***** MATERIAL FOR THE TASK

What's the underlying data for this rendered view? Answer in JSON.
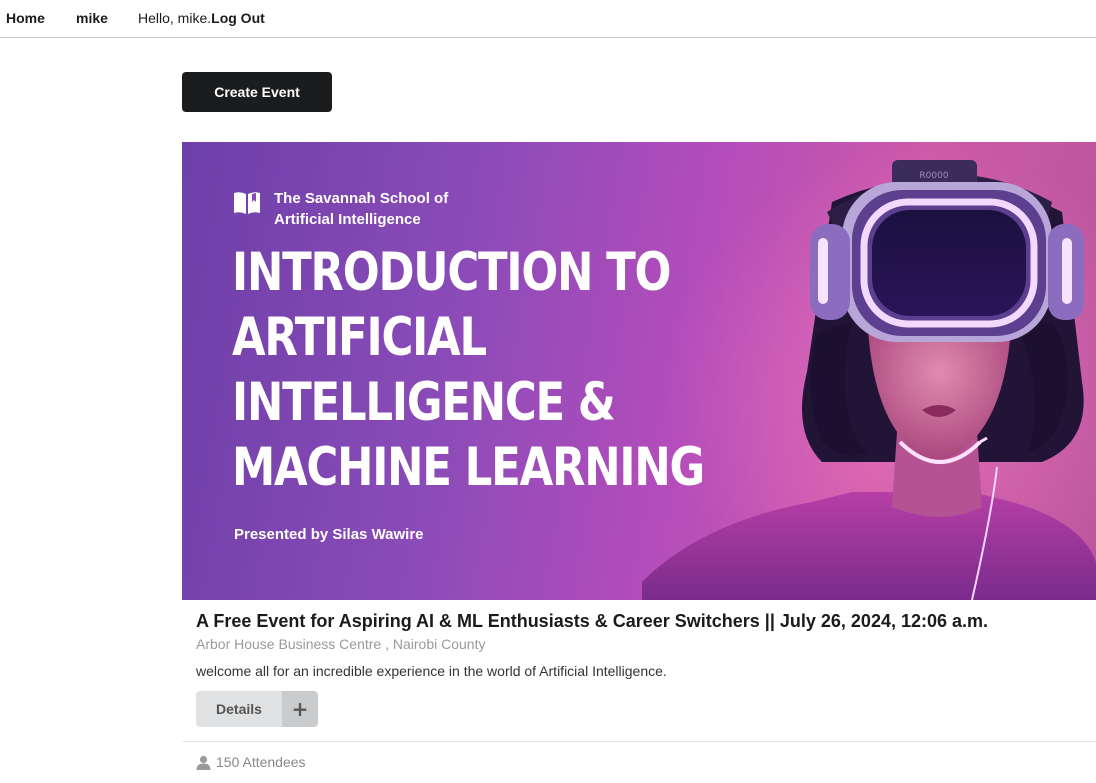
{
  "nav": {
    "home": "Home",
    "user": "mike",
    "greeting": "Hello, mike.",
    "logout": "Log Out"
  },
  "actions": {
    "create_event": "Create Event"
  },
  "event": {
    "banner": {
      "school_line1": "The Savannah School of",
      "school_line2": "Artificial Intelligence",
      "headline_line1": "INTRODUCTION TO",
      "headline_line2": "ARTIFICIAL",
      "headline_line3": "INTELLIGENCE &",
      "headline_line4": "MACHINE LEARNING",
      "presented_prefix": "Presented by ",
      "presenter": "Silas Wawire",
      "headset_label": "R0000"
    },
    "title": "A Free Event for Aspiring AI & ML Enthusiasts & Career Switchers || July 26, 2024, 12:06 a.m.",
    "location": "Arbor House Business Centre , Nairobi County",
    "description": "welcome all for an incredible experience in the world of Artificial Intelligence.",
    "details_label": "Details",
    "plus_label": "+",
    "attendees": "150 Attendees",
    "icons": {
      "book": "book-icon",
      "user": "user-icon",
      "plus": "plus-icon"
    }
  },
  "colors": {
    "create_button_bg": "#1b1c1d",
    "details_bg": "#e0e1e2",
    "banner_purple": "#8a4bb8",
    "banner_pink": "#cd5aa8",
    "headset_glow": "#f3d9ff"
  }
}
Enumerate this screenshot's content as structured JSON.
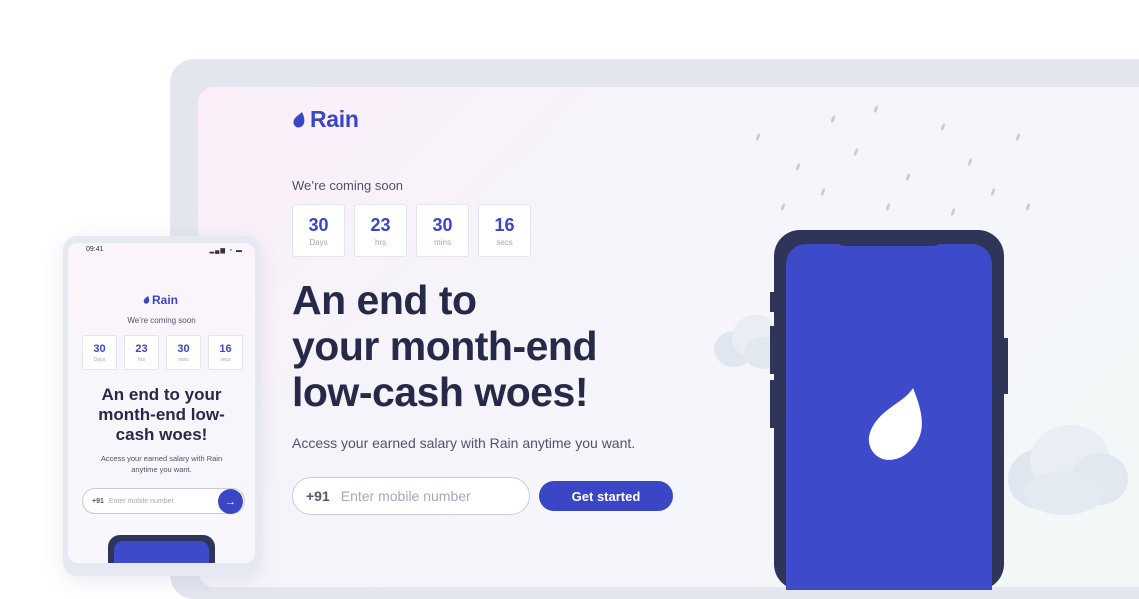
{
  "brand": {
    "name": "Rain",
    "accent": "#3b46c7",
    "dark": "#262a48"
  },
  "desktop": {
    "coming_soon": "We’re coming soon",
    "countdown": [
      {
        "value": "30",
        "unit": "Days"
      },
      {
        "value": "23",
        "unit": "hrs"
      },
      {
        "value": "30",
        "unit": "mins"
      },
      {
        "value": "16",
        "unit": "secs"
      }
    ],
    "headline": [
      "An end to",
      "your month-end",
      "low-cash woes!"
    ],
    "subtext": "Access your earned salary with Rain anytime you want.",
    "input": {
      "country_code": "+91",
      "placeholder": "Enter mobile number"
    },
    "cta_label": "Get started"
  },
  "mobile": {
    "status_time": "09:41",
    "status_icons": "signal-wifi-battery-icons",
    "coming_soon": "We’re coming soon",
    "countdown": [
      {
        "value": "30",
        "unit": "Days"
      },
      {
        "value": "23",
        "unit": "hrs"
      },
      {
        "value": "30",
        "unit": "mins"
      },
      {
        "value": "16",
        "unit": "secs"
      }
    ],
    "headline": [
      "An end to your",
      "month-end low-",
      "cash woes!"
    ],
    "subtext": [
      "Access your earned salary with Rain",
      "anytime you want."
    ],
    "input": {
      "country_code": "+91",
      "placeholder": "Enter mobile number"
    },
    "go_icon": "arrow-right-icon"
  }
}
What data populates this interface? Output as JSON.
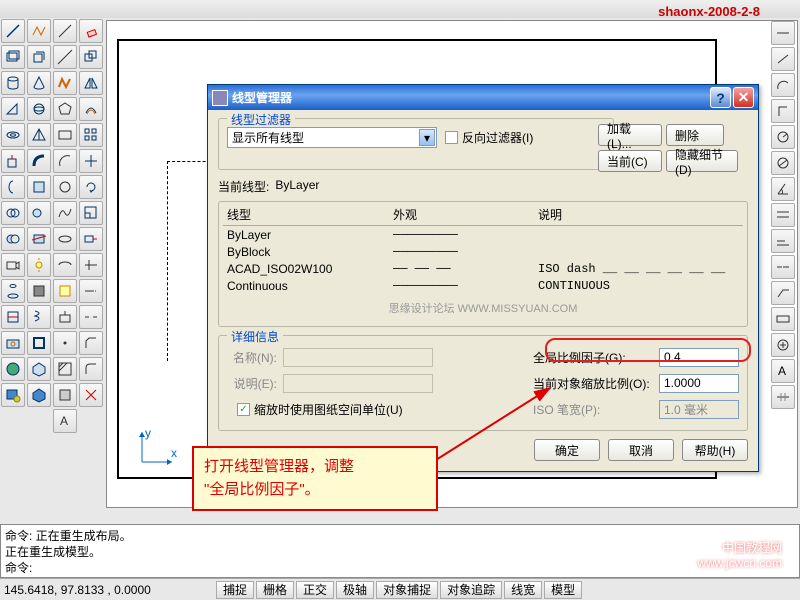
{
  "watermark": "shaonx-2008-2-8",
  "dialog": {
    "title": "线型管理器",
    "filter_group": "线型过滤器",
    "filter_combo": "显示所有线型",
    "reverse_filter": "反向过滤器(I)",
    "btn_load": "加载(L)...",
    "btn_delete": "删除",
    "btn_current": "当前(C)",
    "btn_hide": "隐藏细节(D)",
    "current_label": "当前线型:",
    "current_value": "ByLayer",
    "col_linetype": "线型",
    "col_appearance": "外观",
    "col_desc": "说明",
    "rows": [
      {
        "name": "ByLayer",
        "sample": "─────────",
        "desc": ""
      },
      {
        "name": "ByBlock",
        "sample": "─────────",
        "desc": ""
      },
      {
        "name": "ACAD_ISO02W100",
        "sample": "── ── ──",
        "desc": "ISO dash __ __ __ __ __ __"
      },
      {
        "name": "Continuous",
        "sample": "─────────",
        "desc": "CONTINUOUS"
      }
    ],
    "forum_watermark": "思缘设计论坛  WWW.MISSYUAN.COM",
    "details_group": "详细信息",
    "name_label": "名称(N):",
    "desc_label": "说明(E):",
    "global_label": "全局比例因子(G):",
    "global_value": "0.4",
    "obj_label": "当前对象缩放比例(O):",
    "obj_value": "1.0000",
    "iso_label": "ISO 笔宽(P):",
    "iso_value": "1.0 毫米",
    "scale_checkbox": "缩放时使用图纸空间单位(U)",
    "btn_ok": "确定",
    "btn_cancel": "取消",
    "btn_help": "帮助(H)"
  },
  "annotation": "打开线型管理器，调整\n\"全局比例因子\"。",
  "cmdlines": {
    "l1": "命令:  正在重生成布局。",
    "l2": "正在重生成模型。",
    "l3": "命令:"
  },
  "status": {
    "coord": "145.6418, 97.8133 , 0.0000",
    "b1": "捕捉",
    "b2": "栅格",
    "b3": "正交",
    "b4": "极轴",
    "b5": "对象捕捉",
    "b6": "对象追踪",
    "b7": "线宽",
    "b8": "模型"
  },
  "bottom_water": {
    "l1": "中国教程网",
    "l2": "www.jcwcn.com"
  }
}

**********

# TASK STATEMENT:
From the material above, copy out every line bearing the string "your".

# SOLUTION:
      "your month-end",
    "subtext": "Access your earned salary with Rain anytime you want.",
      "An end to your",
      "Access your earned salary with Rain",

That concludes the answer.